Never judge an exposure by its brightness on the LCD on the back of the camera it is fraught with danger. Some cameras have light sensors attached to the LCD to adjust the brightness of the LCD depending on the ambient lighting.
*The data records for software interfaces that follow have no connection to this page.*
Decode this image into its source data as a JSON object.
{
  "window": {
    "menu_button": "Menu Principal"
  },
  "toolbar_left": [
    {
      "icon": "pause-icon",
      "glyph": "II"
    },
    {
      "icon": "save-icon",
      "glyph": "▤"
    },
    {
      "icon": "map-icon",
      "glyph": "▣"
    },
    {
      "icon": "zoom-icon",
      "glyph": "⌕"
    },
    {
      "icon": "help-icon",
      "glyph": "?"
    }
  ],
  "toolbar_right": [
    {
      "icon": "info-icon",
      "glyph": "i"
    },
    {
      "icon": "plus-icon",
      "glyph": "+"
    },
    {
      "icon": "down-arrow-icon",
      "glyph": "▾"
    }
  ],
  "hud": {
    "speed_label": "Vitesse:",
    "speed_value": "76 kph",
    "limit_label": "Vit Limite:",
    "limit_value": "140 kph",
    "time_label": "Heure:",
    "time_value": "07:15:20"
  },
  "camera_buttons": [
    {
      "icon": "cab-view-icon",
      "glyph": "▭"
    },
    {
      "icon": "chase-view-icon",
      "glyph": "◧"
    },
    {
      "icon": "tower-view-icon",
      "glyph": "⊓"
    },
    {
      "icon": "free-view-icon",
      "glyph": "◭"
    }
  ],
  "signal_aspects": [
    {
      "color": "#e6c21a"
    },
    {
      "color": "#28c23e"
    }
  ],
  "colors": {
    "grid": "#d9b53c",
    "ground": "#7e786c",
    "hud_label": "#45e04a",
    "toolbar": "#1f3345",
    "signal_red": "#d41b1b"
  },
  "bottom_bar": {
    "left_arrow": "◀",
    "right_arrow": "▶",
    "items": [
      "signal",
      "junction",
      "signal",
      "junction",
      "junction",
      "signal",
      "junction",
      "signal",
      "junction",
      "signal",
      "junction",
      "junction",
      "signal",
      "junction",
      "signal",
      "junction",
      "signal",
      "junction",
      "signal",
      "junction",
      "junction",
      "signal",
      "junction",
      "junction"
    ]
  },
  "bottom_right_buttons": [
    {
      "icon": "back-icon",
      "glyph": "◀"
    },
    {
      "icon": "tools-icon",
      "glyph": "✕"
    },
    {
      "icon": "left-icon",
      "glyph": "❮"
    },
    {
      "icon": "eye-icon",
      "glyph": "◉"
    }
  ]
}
So only use the Histogram to assess exposure in the camera.
7 Things you should know about Histograms
1 A Histogram is a graphical representation of the range of contrast within the picture file.
Below – a normal histogram
2 The height and shape of the Histogram graph are not important.
3 The Contrast range is demonstrated by the overall width of the Histogram, the wider the base of the Histogram the more contrast and potential greater difficulty in post-processing.
Below – a very low contrast histogram.
4 The perfect technical exposure is when there is a tiny gap at both ends of the Histogram, i.e., there are no clipped pixels at either end (a line going up the left or right-hand side) of the histogram.
Below – a histogram with excessive contrast.
5 Shooting to the right, means giving maximum exposure without burning out the highlights – the Blinkies are not flashing.
6 The highlight side of the Histogram on the right is far more important than the shadows on the left.
7 Chimping is the process of taking a shot and referring to the Histogram to check exposure. Those using cameras with electronic viewfinders will have a Histogram in the EVF making chimping a less frequent occurrence.
Highlight over-exposure warning tell you when pixels are clipped that means they are at 100% brightness (ensure this feature is turned on in your camera – tip – RTFM). Retake the shot and underexpose using the compensation dial, repeat the process until the Blinkies stop.
Embedding Skill Exercise
Take a series of shots exposing for the highlights, check the Histogram before taking the shot. Do not deliberately under-expose for effect, as this will introduce noise.